**Source data**
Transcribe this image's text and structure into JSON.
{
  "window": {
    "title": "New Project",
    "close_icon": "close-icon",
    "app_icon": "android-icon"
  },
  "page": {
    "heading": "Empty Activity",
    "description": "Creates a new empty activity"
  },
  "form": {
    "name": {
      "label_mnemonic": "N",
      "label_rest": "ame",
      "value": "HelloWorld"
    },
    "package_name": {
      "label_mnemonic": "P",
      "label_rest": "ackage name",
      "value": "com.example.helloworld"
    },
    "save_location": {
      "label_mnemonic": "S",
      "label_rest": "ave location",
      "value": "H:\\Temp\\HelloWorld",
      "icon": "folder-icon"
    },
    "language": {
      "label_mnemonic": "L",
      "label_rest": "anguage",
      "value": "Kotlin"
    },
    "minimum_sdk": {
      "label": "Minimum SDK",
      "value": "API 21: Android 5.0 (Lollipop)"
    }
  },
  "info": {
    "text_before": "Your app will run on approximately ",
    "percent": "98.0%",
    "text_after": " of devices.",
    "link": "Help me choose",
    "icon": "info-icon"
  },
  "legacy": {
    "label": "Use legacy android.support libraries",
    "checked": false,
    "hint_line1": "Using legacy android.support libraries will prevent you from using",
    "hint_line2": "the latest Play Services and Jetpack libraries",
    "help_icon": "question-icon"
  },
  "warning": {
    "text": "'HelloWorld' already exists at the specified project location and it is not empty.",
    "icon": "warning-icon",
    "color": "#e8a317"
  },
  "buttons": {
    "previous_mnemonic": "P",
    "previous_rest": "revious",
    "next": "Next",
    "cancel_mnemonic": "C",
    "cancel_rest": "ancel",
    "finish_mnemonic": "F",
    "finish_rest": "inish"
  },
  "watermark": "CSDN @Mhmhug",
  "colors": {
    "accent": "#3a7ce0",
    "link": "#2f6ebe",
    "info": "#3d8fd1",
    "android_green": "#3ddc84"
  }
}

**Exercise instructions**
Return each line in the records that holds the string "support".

**Solution to the exercise**
    "label": "Use legacy android.support libraries",
    "hint_line1": "Using legacy android.support libraries will prevent you from using",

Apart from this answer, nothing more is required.